Now Playing: The Devil to Pay (2020) - Reviewed

 The customs and rituals of outlaw societies are often antiquated and complex, binding communities together with blood oaths and generations of vendetta.  Ruckus and Lane Skye's feature debut, The Devil to Pay is a brutally violent exploration of these themes, steeped in Appalachian noir.  Featuring one of the best central performances of the year, pristine visuals, and an unapologetic ambiance, this is a must-see experience.  

Farmer Lemon Cassidy is struggling to care for her son in the wake of her husband's mysterious disappearance. After being tasked with a dangerous endeavor by the ruthless matriarch of an Appalachian dynasty, Lemon is forced to confront the awful truths of life on the mountain.
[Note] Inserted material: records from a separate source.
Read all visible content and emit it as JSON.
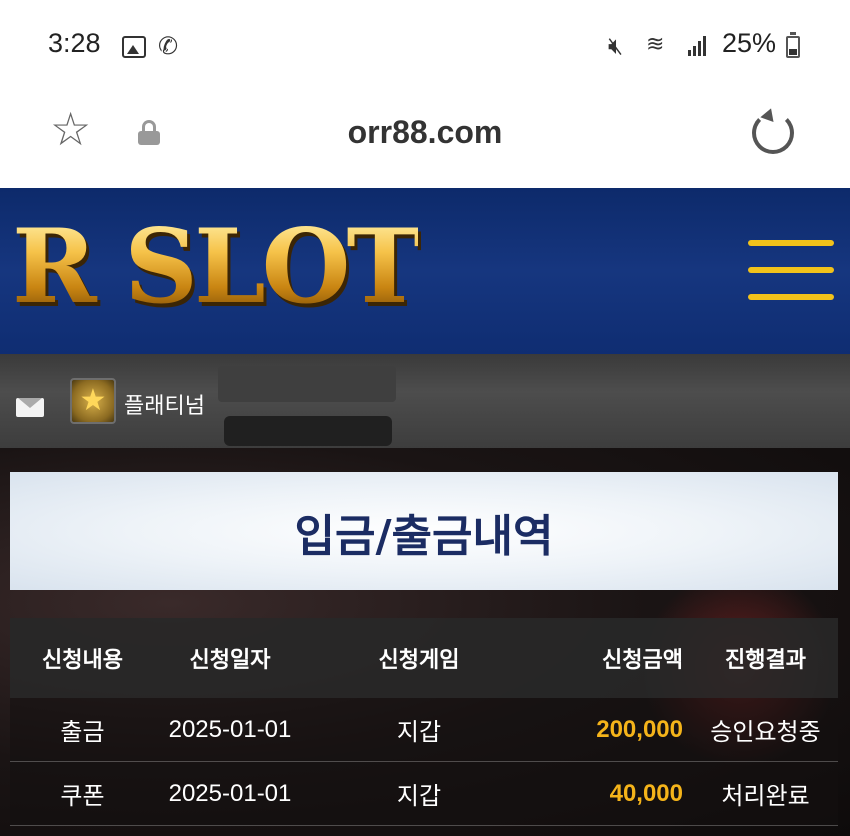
{
  "status_bar": {
    "time": "3:28",
    "battery": "25%",
    "icons": [
      "image-icon",
      "missed-call-icon",
      "mute-icon",
      "wifi-icon",
      "signal-icon",
      "battery-icon"
    ]
  },
  "browser": {
    "url": "orr88.com",
    "icons": [
      "star-icon",
      "lock-icon",
      "reload-icon"
    ]
  },
  "site": {
    "logo": "R SLOT",
    "menu_icon": "hamburger-icon",
    "accent_color": "#f2c21a",
    "header_color": "#16367f"
  },
  "user": {
    "rank": "플래티넘",
    "icons": [
      "mail-icon",
      "rank-badge-icon"
    ]
  },
  "page": {
    "title": "입금/출금내역"
  },
  "table": {
    "headers": [
      "신청내용",
      "신청일자",
      "신청게임",
      "신청금액",
      "진행결과"
    ],
    "rows": [
      [
        "출금",
        "2025-01-01",
        "지갑",
        "200,000",
        "승인요청중"
      ],
      [
        "쿠폰",
        "2025-01-01",
        "지갑",
        "40,000",
        "처리완료"
      ]
    ],
    "amount_color": "#f5b41a"
  }
}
The Skyes cowrote the script which is packed with dangerous nuance and a level of lived in detail that would make Daniel Woodrell (Winter's Bone) smile with pride.  Comparison's to his works are unavoidable, however, where Bone is a study of the Ozark culture in the context of a coming of age tale, Devil is an unrelenting meditation on motherhood and the illusion of customs within isolated communities.

Danielle Deadwyler (Watchmen) gives the performance of a lifetime as Lemon.  She is absolutely captivating in every scene, displaying rage, utter fear, love, compassion, and bravery in an emotional vortex that envelops the film from start to finish.  Her candor in the quiet moments, her adherence to the "creed" of the mountains, and her absolute refusal to surrender creates a palpable sense of dread that is inescapable.  Not only is her Lemon someone you are rooting for, she also someone you're terrified won't make it out alive and this is what makes Devil such a landmark debut.  She's supported by a remarkable ensemble of character actors; each of which portrays one of the many rogues that Lemon meets upon her hellish sojourn through the leaves.  Killers, moonshiners, and profane apostles await Lemon at every turn.  However, it is Catherine Dyer as the villainous Tommy Runion who absolutely commands attention.  If Deadwyler is to be the best actress, Dyer is should be honored as supporting.  Her scenes with Deadwyler are visceral, filled with horror and a reptilian sense of propriety, masked by southern hospitality, a performance that will instill Tommy as one of the best villains to ever grace the screen.  

Brad Carter's banjo-fused score is the arterial matter that winds through lonely country roads and shockingly beautiful mountainsides, that are framed by Sherman Johnson's angelic cinematography.  It would have been easy to present Lemon's world as a dirty, used up collection of broken homes and refuse, however, Johnson frames each location with a sense of soul, domiciles that exist with the pride of their owners, linked by fabled traditions and counterfeit truces of peace and goodwill.  As music plays a role both within and without the visual and aural elements blend into one another to create a prison of beauty in which the principals are hopelessly trapped, both by the expectations of their elders and by oppressive poverty.   

One of the best elements is the Skye's choice to forgo any sense of exposition and allow the rules of the game to be revealed when they matter.  The viewer has no knowledge of the creed, but over the running time, they will become uncomfortably accustomed.  While there are several scenes of shocking violence, the bulk of the threats are implied in a Mamet-esque mashup of country parables and half-truths. 

The end result is one of the best viewing experiences of the year.   The Devil to Pay is a lean 86 minutes that wastes absolutely no time.  From the jump, you are walking alongside a mother whose choices will forever decide her family's fate and the journey is a cinematic wonder that not only spins a surprising noir tale, it manages to dissect a place lost in time and exposes it as something closer to our realities than we may want to admit. 

--Kyle Jonathan